Goosnargh keeps its secrets
PUBLISHED: 11:10 17 January 2010 | UPDATED: 15:37 20 February 2013
Victoria Jones visits the lovelyLancashire village of Goosnargh and tries to reveal some of its secrets
Is there some sort of village scandal that's being kept under wraps?
That's difficult to believe in such a quiet and friendly place. The village and civil parish just a few miles north of Preston has such a homely, quaint and traditional feel, with its three pubs, active village hall and large village green. Surely nothing bad has happened here?
On talking to the residents, it becomes obvious that it's not anything bad at all; in fact it's something very good: secret recipes.
It all begins with a biscuit, or to be more precise; a cake. The Goosnargh cake recipe has been flying around Goosnargh for decades now. A shortcake style biscuit with caraway seeds, it may sound like a basic recipe, but in reality, the original recipe is nowhere to be seen and local resident Alma Breeze may be the only hope.

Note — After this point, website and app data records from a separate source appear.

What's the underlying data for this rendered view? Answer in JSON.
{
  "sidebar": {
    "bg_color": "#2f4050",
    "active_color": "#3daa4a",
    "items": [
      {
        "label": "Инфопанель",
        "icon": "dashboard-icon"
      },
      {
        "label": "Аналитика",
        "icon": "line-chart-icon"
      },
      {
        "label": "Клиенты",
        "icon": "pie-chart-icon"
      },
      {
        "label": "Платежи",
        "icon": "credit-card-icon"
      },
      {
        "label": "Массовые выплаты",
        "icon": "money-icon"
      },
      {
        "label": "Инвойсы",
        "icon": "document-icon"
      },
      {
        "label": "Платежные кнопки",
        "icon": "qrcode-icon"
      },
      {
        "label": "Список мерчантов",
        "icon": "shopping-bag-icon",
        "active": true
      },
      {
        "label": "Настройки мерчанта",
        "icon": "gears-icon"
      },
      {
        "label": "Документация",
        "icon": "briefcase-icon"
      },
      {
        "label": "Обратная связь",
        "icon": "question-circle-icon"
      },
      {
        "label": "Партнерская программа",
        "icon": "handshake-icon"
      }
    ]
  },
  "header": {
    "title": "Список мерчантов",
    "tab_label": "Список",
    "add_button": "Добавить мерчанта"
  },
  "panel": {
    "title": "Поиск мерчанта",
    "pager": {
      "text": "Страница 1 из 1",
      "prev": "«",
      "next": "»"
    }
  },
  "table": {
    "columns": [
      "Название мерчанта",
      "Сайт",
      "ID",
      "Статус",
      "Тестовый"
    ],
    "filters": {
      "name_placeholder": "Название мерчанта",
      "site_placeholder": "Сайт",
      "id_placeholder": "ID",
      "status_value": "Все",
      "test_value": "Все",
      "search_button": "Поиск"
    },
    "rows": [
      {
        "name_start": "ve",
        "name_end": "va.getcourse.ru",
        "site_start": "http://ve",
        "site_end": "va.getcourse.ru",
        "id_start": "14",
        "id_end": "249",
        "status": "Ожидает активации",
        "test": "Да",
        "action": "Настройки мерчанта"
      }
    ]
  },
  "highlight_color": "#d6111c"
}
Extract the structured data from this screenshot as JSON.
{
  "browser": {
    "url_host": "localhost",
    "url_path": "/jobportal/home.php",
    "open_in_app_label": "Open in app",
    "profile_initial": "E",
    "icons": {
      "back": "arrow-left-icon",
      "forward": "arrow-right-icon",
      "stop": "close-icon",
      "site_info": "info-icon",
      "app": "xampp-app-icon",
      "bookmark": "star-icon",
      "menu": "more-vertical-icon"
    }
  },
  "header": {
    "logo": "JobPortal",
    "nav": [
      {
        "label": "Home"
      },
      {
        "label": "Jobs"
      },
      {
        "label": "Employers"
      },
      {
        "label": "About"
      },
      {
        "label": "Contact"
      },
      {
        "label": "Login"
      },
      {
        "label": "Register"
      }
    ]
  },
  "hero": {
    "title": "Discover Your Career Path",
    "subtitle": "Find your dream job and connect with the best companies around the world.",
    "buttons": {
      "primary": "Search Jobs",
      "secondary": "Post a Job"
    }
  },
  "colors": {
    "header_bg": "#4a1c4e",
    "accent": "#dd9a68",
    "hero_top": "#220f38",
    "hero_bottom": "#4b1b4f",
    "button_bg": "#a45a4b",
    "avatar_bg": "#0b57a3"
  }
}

Alma explains that the original Goosnargh cake started out at Goosnargh's Bushells pub. The recipe got passed down to Alma's mum, via an old aunt. Her mum, Alice Kerfoot, made Kerfoot's Genuine Goosnargh Cake, as it was then called, and supplied it to Booths with help from Alma. But the recipe has never been written down: 'It's a secret and I don't know who still knows it apart from me. Some locals do make Goosnargh cake, but not to the original recipe,' Alma explains.
She's not the only person keeping secrets around here though. Since the Goosnargh cake, there have been several other recipes kept under lock and key, including that of Tony Jones' fish batter. 'It's always busy because people enjoy good fish and chips,' says the owner of Tony's Traditional Fish and Chip Shop. But he's less forthcoming when it comes to revealing the recipe for his fish batter. 'I got it from a person who was in the industry for quite a few years and I haven't passed it on to anyone - that was part of the deal.'
Just round the corner from Tony, is Caroline's Kitchen and Tea Room in which there hides yet more special recipes. It is filled to the brim with delicious looking homemade cakes, pies and tarts as well as local cheeses, free-range eggs and cream.
She gets in early every day to ensure she has time to make all of her products from scratch. But it's not only the time she puts in; it's the ingredients, too. 'I wanted everything to be homemade because I believe in proper food. Children think that cakes come from packets. But I learnt everything from my Grandma so these are all traditional recipes.'
This community certainly knows a thing or two about good food and making the most of local produce. The director, chef and licensee of The Bushells Arms, Brad says: 'We use all local produce within a ten or 15 mile radius and everything is homemade. It is really important and completely influences the menu.'
And one of Brad's favourite suppliers is Reg Johnson, of Johnson and Swarbrick, who provide the famous chicken. As Brad says: 'Goosnargh is only famous for its food, and Reg is the grandfather of Goosnargh; he's really put it on the map.'
But Johnson and Swarbrick's Goosnargh duckling and cornfed chicken is not just known in Lancashire which Reg describes as 'a hot bed for local food and produce,' but people from all over the country enjoy the distinctive taste. Even Gordon Ramsay is a fan, taking 100 duck breasts a week for his London restaurants. But what gives the meat such a special taste? You guessed it - a secret recipe.
The poultry at the farm is fed with a special corn recipe which Johnson and Swarbrick designed with the help of a nutritionist. They won't reveal the exact content of the secret recipe, but Reg says it's free from additives, antibiotics and medication. This coupled with the climate the birds are kept in, creates poultry of the highest standard.
Despite first impressions though, Goosnargh is not all about food. It's a very traditional place where gentlemen still enjoy darts and dominoes in the local pubs, and as local resident Jeff Cookson explains: 'It's the epitome of an English village.'
And at the heart of any traditional village is a school. And that's no more true than with Goosnargh's Oliverson's Church of England Primary. As Rachel Richardson from the local shop and Post Office says: 'It's a fantastic school. The kids run around freely and there's no iron gates holding them in.'
Headteacher Jo Longworth is proud of the fact that it is one of the top 100 schools in the country. 'It's the friendliest school. There's a lovely atmosphere and it's not overly formal. We're one big happy family,' she says.
And that goes for the village itself too. It is impossible to ignore the family feeling here and many feel the same as Vivienne Dewhurst, of Dewhurst's Gifts and Celebrations Balloons, when she says: 'I couldn't imagine being in a different area.'
Well at least there's one thing for sure; if you ever have a secret, it will certainly be safe in Goosnargh.